Union Pacific Rail - Colorado

Union Pacific Rail - United States

Kyle Railroad

Kyle RR, owned by Genesee & Wyoming Inc., is a short line railroad with a western terminus at the Union Pacific Railroad at Limon. It extends east through Burlington, CO, Colby and Phillipsburg, KS. In addition to its interchange with Union Pacific in Limon, it also has interchanges with BNSF in Courtland and Concordia, KS. The short line has 84 miles in Colorado and an additional 471 in Kansas for a total of 555 miles.

Air Service

Limon Municipal Airport

Limon Municipal Airport is a public use airport located within the Town of Limon on the eastern edge of town. The airport encompasses approximately 397 acres and is owned and operated by the Town of Limon. The airport is a general aviation airport utilized by a range of aircraft ranging from single-engine aircraft up to small sized multi-engine business jets.

Limon Municipal Airport is located at 39°16’29.2”N latitude and 103°39”57.1”W longitude. The Airport elevation is 5,374 feet mean sea level (MSL).

The current Runway Design Code for Runway 16/34 and ARC for the Limon Municipal Airport is B-I (Small). The current design aircraft for the airport is the Beech King Air 100. There is one runway at Limon Municipal Airport. Runway 16/34 is 4,700 feet long and 60 feet wide. The runway is constructed of Portland Concrete Cement with a published strength of 12,500 pounds single wheel gear.
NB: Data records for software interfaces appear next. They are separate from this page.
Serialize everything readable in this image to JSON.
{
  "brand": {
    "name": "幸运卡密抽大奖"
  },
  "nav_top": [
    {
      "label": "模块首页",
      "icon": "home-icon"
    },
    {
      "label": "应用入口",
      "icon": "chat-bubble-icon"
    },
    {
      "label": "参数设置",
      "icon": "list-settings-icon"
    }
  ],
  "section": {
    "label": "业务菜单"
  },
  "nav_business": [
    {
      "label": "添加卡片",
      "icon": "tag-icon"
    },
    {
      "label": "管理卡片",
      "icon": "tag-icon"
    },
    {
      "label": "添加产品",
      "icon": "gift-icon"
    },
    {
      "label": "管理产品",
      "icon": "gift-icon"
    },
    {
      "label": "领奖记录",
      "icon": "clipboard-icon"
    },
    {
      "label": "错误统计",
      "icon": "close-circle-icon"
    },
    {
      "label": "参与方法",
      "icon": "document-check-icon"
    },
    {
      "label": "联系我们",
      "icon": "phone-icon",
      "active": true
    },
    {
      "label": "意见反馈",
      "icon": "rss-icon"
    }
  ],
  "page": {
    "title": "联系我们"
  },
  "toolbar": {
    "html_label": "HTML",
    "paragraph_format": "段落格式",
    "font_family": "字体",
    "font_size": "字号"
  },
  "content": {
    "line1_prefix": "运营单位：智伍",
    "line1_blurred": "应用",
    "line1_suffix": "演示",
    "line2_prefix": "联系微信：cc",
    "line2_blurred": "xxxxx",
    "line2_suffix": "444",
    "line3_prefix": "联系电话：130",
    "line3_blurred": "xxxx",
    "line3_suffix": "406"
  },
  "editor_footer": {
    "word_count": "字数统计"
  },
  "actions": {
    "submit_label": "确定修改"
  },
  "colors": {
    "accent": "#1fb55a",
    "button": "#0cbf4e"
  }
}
The taxiway system at the airport consists of partial parallel taxiway A with connector taxiway A1, A2, and A3. The taxiways are 25 feet wide and are in good condition.

The aircraft apron provides an area for based and transient aircraft parking. Limon Municipal Airport has approximately 6,010 square yards of apron with 20 aircraft tie-downs. The airport provides fueling facilities by credit or proprietary cards.

Denver International Airport

Denver International Airport (DIA) is the 20th-busiest airport in the world and the fifth-busiest airport in the United States. With 64.5 million passengers traveling through the airport in 2018, DEN is one of the busiest airline hubs in the world’s largest aviation market. DEN is the primary economic engine for the state of Colorado, generating more than $26 billion for the region annually.

DIA is located less than 80 miles or an hour and 15 minutes west of Limon via uncongested Interstate 70.

It is a leader when it comes to the ability to move and handle large volumes of air cargo, making the airport a perfect place for companies that require steady and reliable shipments of materials and components from overseas. The airport’s total cargo operations currently exceed approximately 235,611 metric tons per year. DEN is home to several world-class cargo movers and support facilities, including World Port Cargo Support, DHL, UPS, FedEx and United Airlines cargo. The U.S. Postal Service facility is also located nearby, providing a wide array of competitive shipping and receiving options. 

Colorado Springs Airport

Located to the southwest of Limon, approximately 73 miles or an hour and 20 minutes via U.S. Highway 24 is the Colorado Springs Airport (COS). It is the second busiest commercial service airport in the state.